steered very quickly without having to move the antenna. It can scan a
volume of space much more quickly than a traditional mechanical system.
Active Electronically scanned array(AESA)
• It also known as active phased array radar is a type of phased
array radar whose transmitter and receiver functions are composed of
numerous small solid-state transmit/receive modules (TRMs).
AESAs aim their "beam" by broadcasting radio energy that interferes
constructively at certain angles in front of the antenna.

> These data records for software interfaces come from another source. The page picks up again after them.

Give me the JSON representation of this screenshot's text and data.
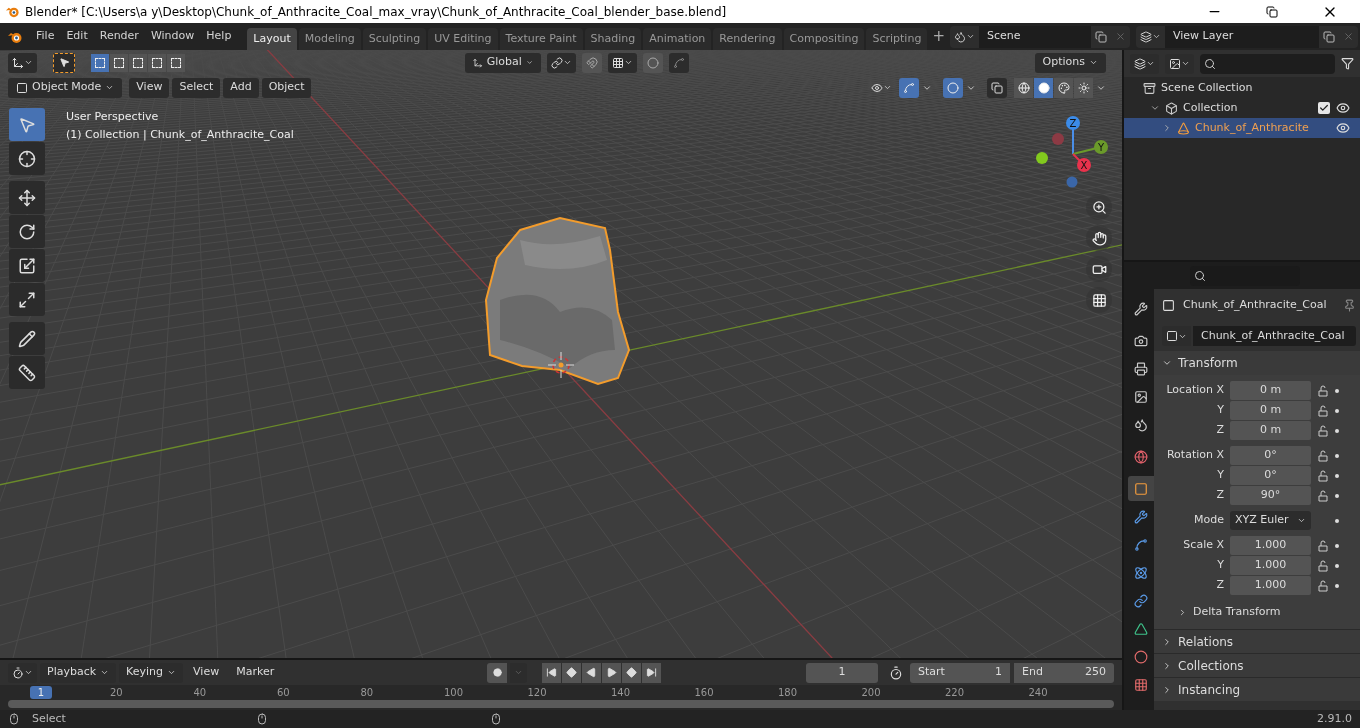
{
  "window": {
    "title": "Blender* [C:\\Users\\a y\\Desktop\\Chunk_of_Anthracite_Coal_max_vray\\Chunk_of_Anthracite_Coal_blender_base.blend]"
  },
  "menus": [
    "File",
    "Edit",
    "Render",
    "Window",
    "Help"
  ],
  "workspaces": [
    {
      "label": "Layout",
      "selected": true
    },
    {
      "label": "Modeling",
      "selected": false
    },
    {
      "label": "Sculpting",
      "selected": false
    },
    {
      "label": "UV Editing",
      "selected": false
    },
    {
      "label": "Texture Paint",
      "selected": false
    },
    {
      "label": "Shading",
      "selected": false
    },
    {
      "label": "Animation",
      "selected": false
    },
    {
      "label": "Rendering",
      "selected": false
    },
    {
      "label": "Compositing",
      "selected": false
    },
    {
      "label": "Scripting",
      "selected": false
    }
  ],
  "add_workspace": "+",
  "scene": "Scene",
  "view_layer": "View Layer",
  "viewport": {
    "select_modes": [
      {
        "selected": true
      },
      {
        "selected": false
      },
      {
        "selected": false
      },
      {
        "selected": false
      },
      {
        "selected": false
      }
    ],
    "orientation": "Global",
    "options": "Options",
    "mode": "Object Mode",
    "header_menus": [
      "View",
      "Select",
      "Add",
      "Object"
    ],
    "shading_modes": [
      {
        "selected": false
      },
      {
        "selected": true
      },
      {
        "selected": false
      },
      {
        "selected": false
      }
    ],
    "overlay_text": [
      "User Perspective",
      "(1) Collection | Chunk_of_Anthracite_Coal"
    ],
    "tools": [
      {
        "selected": true
      },
      {
        "selected": false
      },
      {
        "selected": false
      },
      {
        "selected": false
      },
      {
        "selected": false
      },
      {
        "selected": false
      },
      {
        "selected": false
      },
      {
        "selected": false
      }
    ],
    "gizmo_axes": [
      "Z",
      "Y",
      "X"
    ]
  },
  "outliner": {
    "items": [
      {
        "label": "Scene Collection",
        "kind": "scene",
        "selected": false,
        "children": [
          {
            "label": "Collection",
            "kind": "collection",
            "selected": false,
            "checked": true,
            "expanded": true,
            "children": [
              {
                "label": "Chunk_of_Anthracite",
                "kind": "object",
                "selected": true,
                "expanded": false
              }
            ]
          }
        ]
      }
    ]
  },
  "properties": {
    "tabs": [
      {
        "selected": false
      },
      {
        "selected": false
      },
      {
        "selected": false
      },
      {
        "selected": false
      },
      {
        "selected": false
      },
      {
        "selected": false
      },
      {
        "selected": true
      },
      {
        "selected": false
      },
      {
        "selected": false
      },
      {
        "selected": false
      },
      {
        "selected": false
      },
      {
        "selected": false
      },
      {
        "selected": false
      },
      {
        "selected": false
      }
    ],
    "object_name": "Chunk_of_Anthracite_Coal",
    "name_field": "Chunk_of_Anthracite_Coal",
    "transform": {
      "title": "Transform",
      "expanded": true,
      "groups": [
        {
          "kind": "vector",
          "rows": [
            {
              "label": "Location X",
              "value": "0 m"
            },
            {
              "label": "Y",
              "value": "0 m"
            },
            {
              "label": "Z",
              "value": "0 m"
            }
          ]
        },
        {
          "kind": "vector",
          "rows": [
            {
              "label": "Rotation X",
              "value": "0°"
            },
            {
              "label": "Y",
              "value": "0°"
            },
            {
              "label": "Z",
              "value": "90°"
            }
          ]
        },
        {
          "kind": "dropdown",
          "rows": [
            {
              "label": "Mode",
              "value": "XYZ Euler"
            }
          ]
        },
        {
          "kind": "vector",
          "rows": [
            {
              "label": "Scale X",
              "value": "1.000"
            },
            {
              "label": "Y",
              "value": "1.000"
            },
            {
              "label": "Z",
              "value": "1.000"
            }
          ]
        }
      ],
      "subpanel": {
        "title": "Delta Transform",
        "expanded": false
      }
    },
    "panels": [
      {
        "title": "Relations",
        "expanded": false
      },
      {
        "title": "Collections",
        "expanded": false
      },
      {
        "title": "Instancing",
        "expanded": false
      }
    ]
  },
  "timeline": {
    "menus": [
      "Playback",
      "Keying",
      "View",
      "Marker"
    ],
    "current_frame": "1",
    "start_label": "Start",
    "start": "1",
    "end_label": "End",
    "end": "250",
    "ruler_marker": "1",
    "ticks": [
      "20",
      "40",
      "60",
      "80",
      "100",
      "120",
      "140",
      "160",
      "180",
      "200",
      "220",
      "240"
    ]
  },
  "status": {
    "action": "Select",
    "version": "2.91.0"
  }
}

They improve on
the older passive electronically scanned radars by spreading their
broadcasts out across a band of frequencies, which makes it very difficult
to detect over background noise.
• In Terms of Advantages the AESA system is typically better than PESA
because of following factors :
• because the Antenna Elements contain its own Transmitter and Receiver
modules and located Right behind the Radiator, it would have lower or even
No accidental loss , unlike her PESA sister which still require a connection to
be made between its RF source to Radiating elements , incidental loss may
• High fault tolerance, failure of some modules will not hamper the operation
of Radar (typical AESA Radar may contain 100++ Elements) however the
entire device would fail if the failure occurs in 10% of total module counts.
• No Single Point Failure , since basically each modules in active Version
contains its own transmitter and Receiver modules, the passive device however
since it still use single Transmitter device like Traveling Wave tube , failure of
the transmitter may hamper the RADAR operations
• Phased array antennas are electrically steerable, which means the physical
antenna can be stationary. This concept can eliminate all the headaches of a
gimbal in a radar system. It can keep an antenna locked onto a satellite, when
the antenna is mounted on a moving platform.
• It is what allows a satellite to steer its beam around your continent without
having to deal with the "slight problem" associated with trying to point things in
space where every movement would require an equal and opposite mass to
move in order to keep the satellite stabilized.
• A phased array receiver can be mounted on the top of a commercial airplane's so
that all of the happy passengers can receive satellite television!
• It is also used for weather forecast and tracking missiles and aircrafts; such as
search radar and tracking radar.
Antenna theory , Constantine A. Balanis, Wiley, 1997
Phased array antenna handbook, Robert J. Mailloux, Artech House, 1994
Hansen R. C., „Phased Array Antennas‟, Wiley